This is such a fun and useful book. Though it may feel initially manipulative, these techniques are invaluable tools to use with clients, bosses, and even with future mates. Let me reiterate, they work! 5 stars!
Thanks to St. Martin’s Press and NetGalley for a copy in exchange for my honest review.
Posted in Non-fiction Tagged with: Oct 15 2019, psychology
Psychological archetypes and crime fiction are melded in the true crime tales presented in Savage Appetites.
The four tales here describe the mother of forensic science, who did not have a formal scientific background. Another tale describes a person fascinated by the Manson cult’s murder of Sharon Tate. The third tale focuses on the love between a woman and a convicted killer. The final tale shows how online crime websites may encourage fans to kill others.
Fixation is the link between the stories in this book demonstrating the archetypes of detective, victim, attorney, and killer. However, for me, the best part was the book’s excellent beginning. It describes the author’s trip to CrimeCon, a convention for true crime addicts. I thought the Con sounded wonderful. As a minor true crime addict (just watching documentaries—not committing actual crimes), it sounded like fun. However, as I kept reading the book, the author’s point-of-view began to change. It piled all true crime addicts in one crazy boiling-over pot. I truly do not think that every person that views Making of a Murderer on Netflix will go as far as obsession and even murder. I also didn’t like the author inserting her feeling about the people in the book. An author should make her case by showing the facts—not by shoving the point down the reader’s throat.
Overall, Savage Appetites is a miss for me and will probably feel the same for most true crime fans. If you are thinking of emulating a true crime documentary, this might be a good choice. 2 stars.
Thanks to Scribner Books and NetGalley for a copy in exchange for my honest review.
Posted in New Books, Non-fiction Tagged with: Aug 20 2019, psychology, true crime
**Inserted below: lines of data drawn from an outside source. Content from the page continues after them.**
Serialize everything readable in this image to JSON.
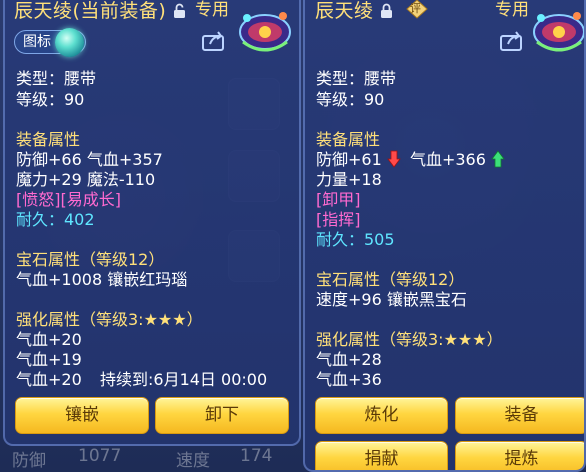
{
  "background": {
    "stat1_label": "防御",
    "stat1_value": "1077",
    "stat2_label": "速度",
    "stat2_value": "174"
  },
  "left_panel": {
    "title": "辰天绫(当前装备)",
    "exclusive": "专用",
    "tag_label": "图标",
    "type_line": "类型：腰带",
    "level_line": "等级：90",
    "equip_attr_header": "装备属性",
    "attr_line1": "防御+66 气血+357",
    "attr_line2": "魔力+29 魔法-110",
    "special_tags": "[愤怒][易成长]",
    "durability": "耐久：402",
    "gem_header": "宝石属性（等级12）",
    "gem_line": "气血+1008 镶嵌红玛瑙",
    "enhance_header": "强化属性（等级3:★★★）",
    "enhance_line1": "气血+20",
    "enhance_line2": "气血+19",
    "enhance_line3": "气血+20",
    "duration": "持续到:6月14日 00:00",
    "buttons": [
      "镶嵌",
      "卸下"
    ]
  },
  "right_panel": {
    "title": "辰天绫",
    "exclusive": "专用",
    "badge": "评",
    "type_line": "类型：腰带",
    "level_line": "等级：90",
    "equip_attr_header": "装备属性",
    "attr_defense": "防御+61",
    "attr_hp": "气血+366",
    "attr_line2": "力量+18",
    "special_tag1": "[卸甲]",
    "special_tag2": "[指挥]",
    "durability": "耐久：505",
    "gem_header": "宝石属性（等级12）",
    "gem_line": "速度+96 镶嵌黑宝石",
    "enhance_header": "强化属性（等级3:★★★）",
    "enhance_line1": "气血+28",
    "enhance_line2": "气血+36",
    "buttons": [
      "炼化",
      "装备",
      "捐献",
      "提炼"
    ]
  },
  "colors": {
    "header_gold": "#ffe07a",
    "special_pink": "#ff6ad0",
    "durability_cyan": "#5fe6ff",
    "button_gold": "#ffd640"
  }
}
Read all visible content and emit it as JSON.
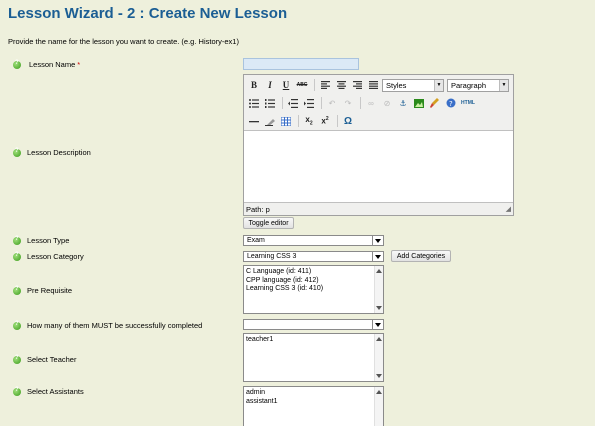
{
  "page": {
    "title": "Lesson Wizard - 2 : Create New Lesson",
    "intro": "Provide the name for the lesson you want to create. (e.g. History-ex1)"
  },
  "form": {
    "lesson_name": {
      "label": "Lesson Name",
      "required_mark": "*",
      "value": ""
    },
    "lesson_description": {
      "label": "Lesson Description"
    },
    "lesson_type": {
      "label": "Lesson Type",
      "value": "Exam"
    },
    "lesson_category": {
      "label": "Lesson Category",
      "value": "Learning CSS 3"
    },
    "add_categories_button": "Add Categories",
    "pre_requisite": {
      "label": "Pre Requisite",
      "options": [
        "C Language (id: 411)",
        "CPP language (id: 412)",
        "Learning CSS 3 (id: 410)"
      ]
    },
    "must_complete": {
      "label": "How many of them MUST be successfully completed",
      "value": ""
    },
    "select_teacher": {
      "label": "Select Teacher",
      "options": [
        "teacher1"
      ]
    },
    "select_assistants": {
      "label": "Select Assistants",
      "options": [
        "admin",
        "assistant1"
      ]
    }
  },
  "editor": {
    "styles_select": "Styles",
    "paragraph_select": "Paragraph",
    "path_text": "Path: p",
    "toggle_button": "Toggle editor",
    "toolbar_row1": [
      {
        "name": "bold-button",
        "glyph": "B",
        "cls": "b"
      },
      {
        "name": "italic-button",
        "glyph": "I",
        "cls": "i"
      },
      {
        "name": "underline-button",
        "glyph": "U",
        "cls": "u"
      },
      {
        "name": "strikethrough-button",
        "glyph": "ABC",
        "cls": "tiny"
      }
    ],
    "toolbar_row2_icons": [
      "bullet-list-icon",
      "numbered-list-icon",
      "outdent-icon",
      "indent-icon",
      "undo-icon",
      "redo-icon",
      "link-icon",
      "unlink-icon",
      "anchor-icon",
      "image-icon",
      "cleanup-icon",
      "help-icon",
      "html-icon"
    ],
    "html_label": "HTML",
    "toolbar_row3_icons": [
      "horizontal-rule-icon",
      "remove-format-icon",
      "table-icon",
      "subscript-icon",
      "superscript-icon",
      "special-char-icon"
    ]
  },
  "colors": {
    "title": "#1b5e94",
    "background": "#eef0dc",
    "required": "#cc0000"
  }
}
The next time you upgrade a perfectly good phone because of a rebate that is denied two months later, don’t feel bad. Humans: A Brief History of How We F*cked It All Up will introduce you to much worse human errors in judgment.
We celebrated when our hunter-gatherer ancestors started farming. Wrong! That practice started class divisiveness and wars over land.
We romanticized the middle-class Shakespeare fan who brought Henry IV’s starlings to New York City. Wrong! The starlings ate our crops and spread disease like salmonella coast to coast. The starlings’ kinsfolk also killed 62 air travelers in 1960 while forcing a plane to crash land.
There are many more examples of unintended consequences here. If you enjoy irony, Humans: A Brief History of How We F*cked It All Up is a gem. It also explains history with an eye to the human factor. Disneyland’s Cinderella’s castle is based on a Bavarian castle created by theatrical set designers at Mad King (really just homosexual) Ludwig’s behest as a tourist attraction. It is ironic that it worked for current and olden day Bavarian sightseers but also for copycat Disney. Killing Ludwig after he had built only three castles was the gaffe here.
Other reviewers characterize this book as funny and depressing. However, I think it is empowering knowing that everyone makes mistakes. 4 stars!
Thanks to Hanover Square Press and NetGalley for a copy in exchange for my honest review.
Posted in Humor, New Books, Non-fiction Tagged with: history, human, May 7 2019, psychology